From the very first time I encountered kirtan, it held an attraction for me that I could not explain. Before I had attended, I had heard that kirtan was spiritually beneficial and certainly that was something that attracted me. And I very much enjoy singing and dancing to beautiful music and being in the company of other spiritually-inclined people. But the attraction that I felt was on a totally different level. It was not intellectual, not something I thought about. It was just there in the way that something that has always been there suddenly reveals itself to you. And you can not help but recognize this something because it naturally belongs with you. Like breathing. You never think about your attraction to breathing because it so naturally belongs with you. Finding kirtan for me was very much like finding my breath and realizing that I had been holding myself from it for my entire life.
The more I participated in the weekly kirtans that were being held in my community, the more my attraction and appreciation for it grew. I felt my heart healing and opening to new levels and experiences of love, joy, peace, and understanding. For me, finding kirtan was the end of a very long search. I had spent my life searching for something I could not name. In the experience of kirtan, I found what I had been looking for.
So what is kirtan, you may now be asking. There are many ways to try to understand the answer to this question.
You may have heard that kirtan is the group singing or chanting of transcendental sound vibrations, or yogic mantras. That it is a spiritual activity which purifies the mind and heart, bringing with it deep states of joy and peace. That it is an eternal love song between the soul and the Supreme Soul, a form of musical meditation that has the gradual effect of reawakening one’s natural spiritual love.

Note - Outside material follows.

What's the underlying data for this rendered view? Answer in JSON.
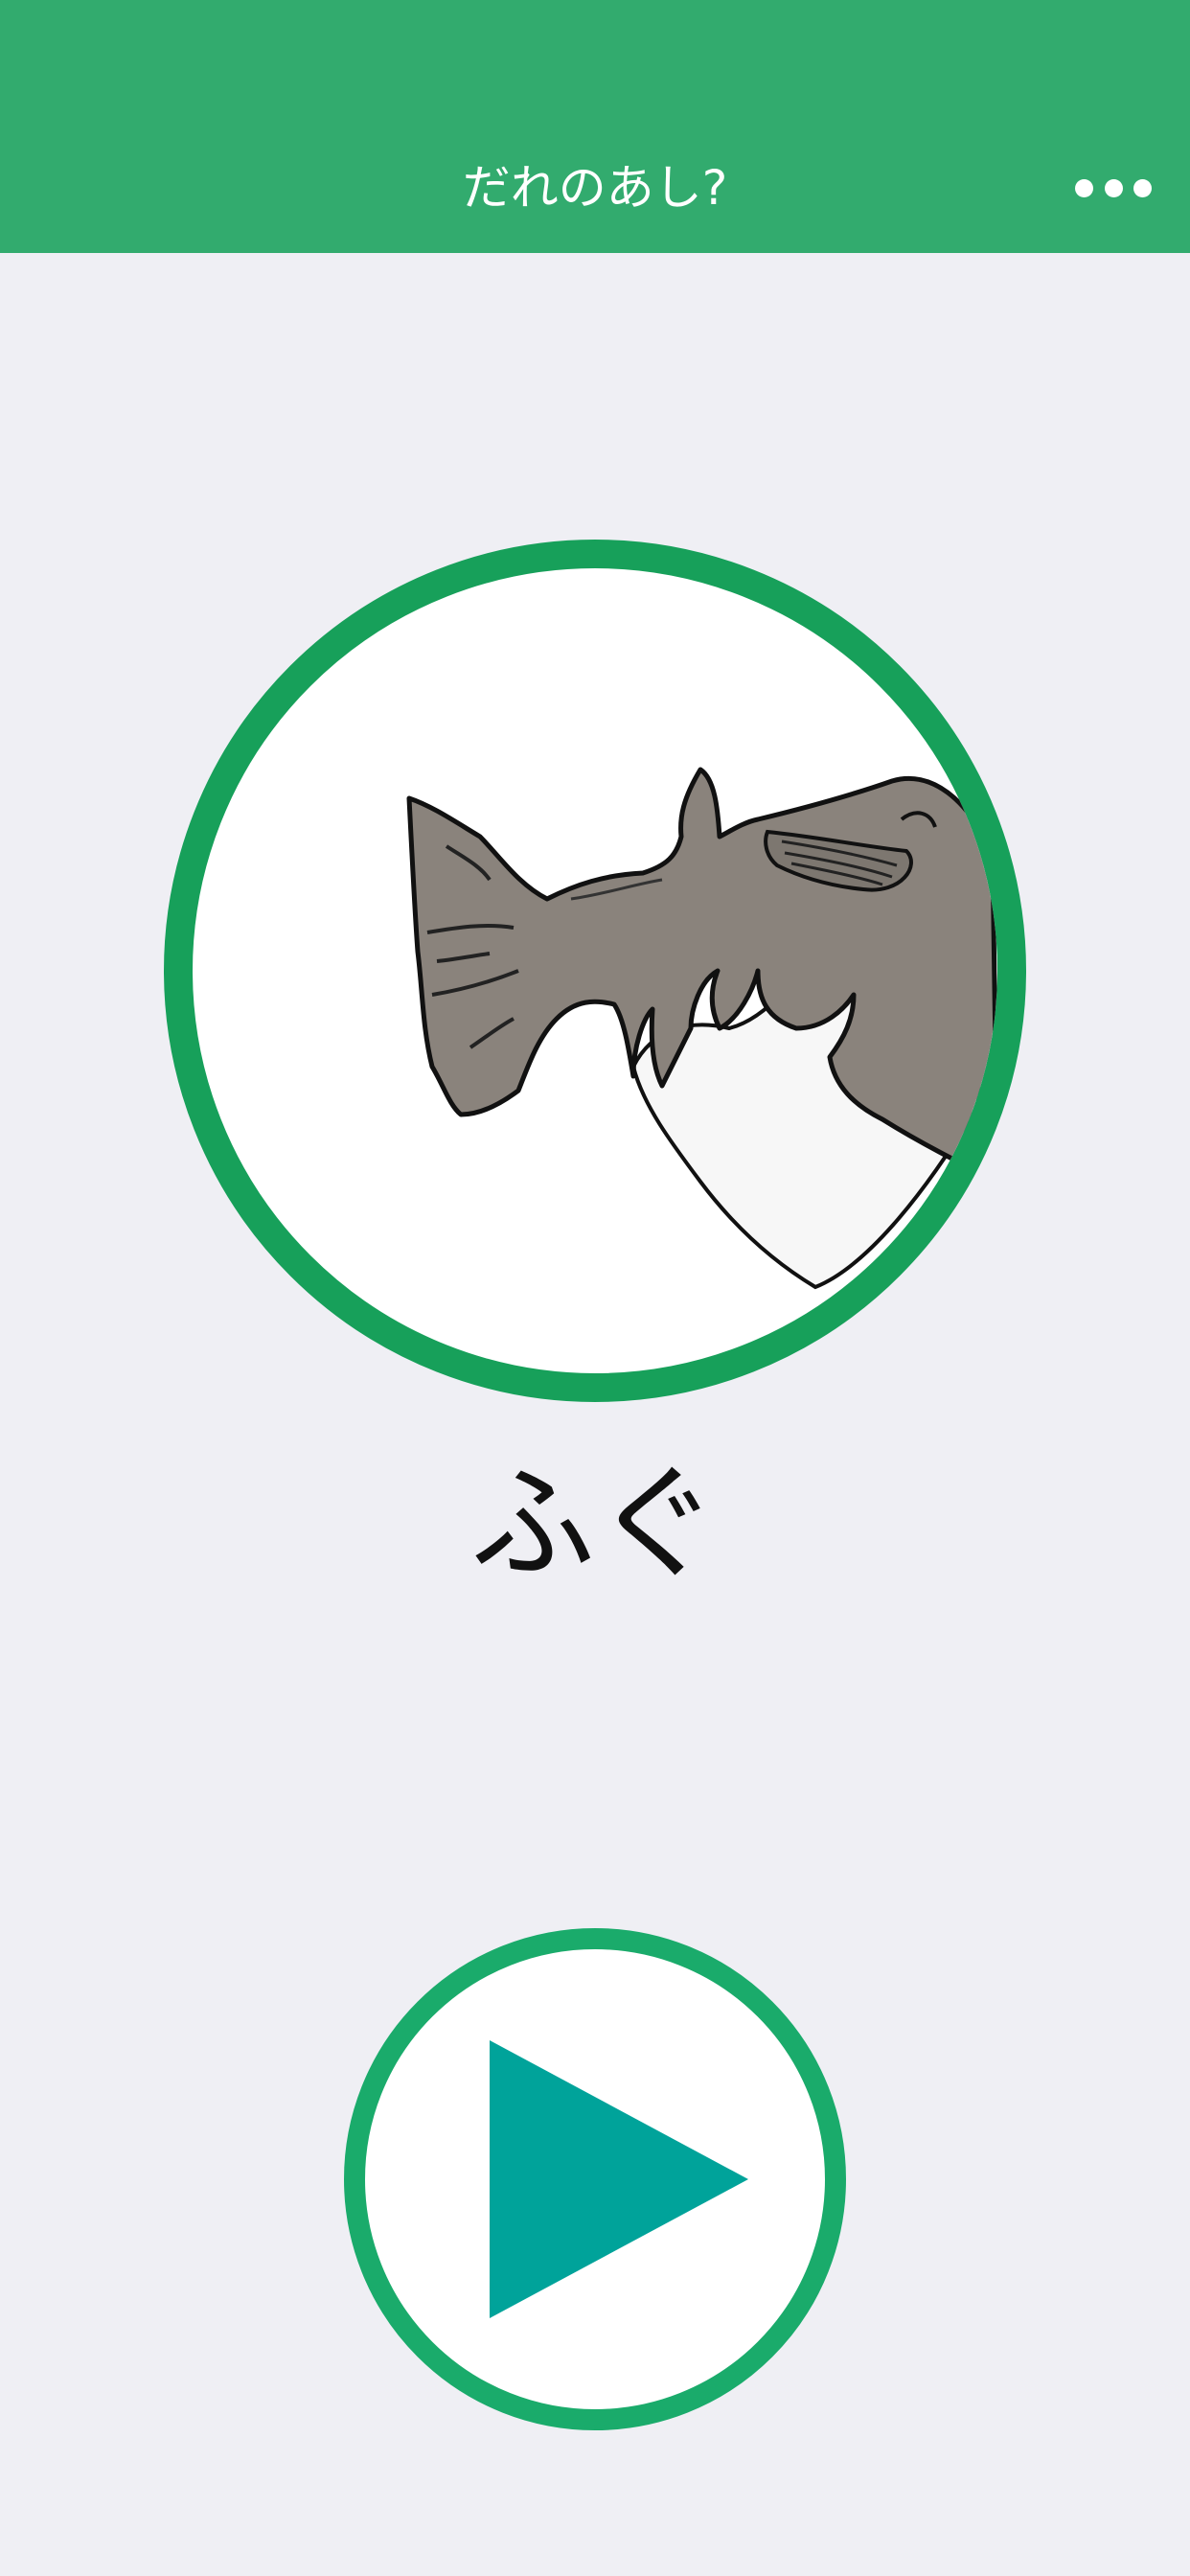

Kirtan is all of these and more. And it is the most natural inclination of the soul.
(More on kirtan in the next article…What Is Kirtan?)
Although living naturally has always been my true goal, it was not the focus of my life for much of my life. For most of my life, I did not even think about what is the goal of my life. I lived primarily by the directives of my mind and body, and by the ideas about life I formed through my own personal experiences and what I learned from others. It was not that it was all bad, but taken altogether, it made for a life that was fraught with misery and struggle – especially in my adult years. From deep in my heart, I felt I was being guided to something better, but I was so confused and bewildered by my experiences, that I continually felt off balance, anxious, and unclear about what I was to do and why I was doing it. It was like being lost at sea with no land in sight. I intuitively knew land was there somewhere, but had no idea how to find it.
Until around age thirty or so, mostly I was focused on changing my external environment to try to find the harmony and happiness I sought inside. Then I was introduced to introspection and the idea that it was not the external environment that was the problem, rather, it was how I was relating from the inside to my external situations that was causing so much misery and disharmony in my life. I stopped trying to change everyone and everything outside of me, and instead started paying attention to what was going on inside. When I became aware that I was experiencing some kind of mental/emotional suffering, I would apply different techniques to try to change my mind so that I would at least be at peace with whatever was going on. I had some measure of success with this, and was happy in comparison to the misery of before, but still felt generally confused and bewildered by my experiences, off balance, anxious, unclear about what I was to do and why I was doing it. I knew I was heading in a better direction than before, but was still pretty lost.
Then I had the extreme good fortune to come in contact with kirtan and bhakti yoga – and this is where I began to understand where I had gone so far off track and how to begin the trek back to recovering my natural state of being.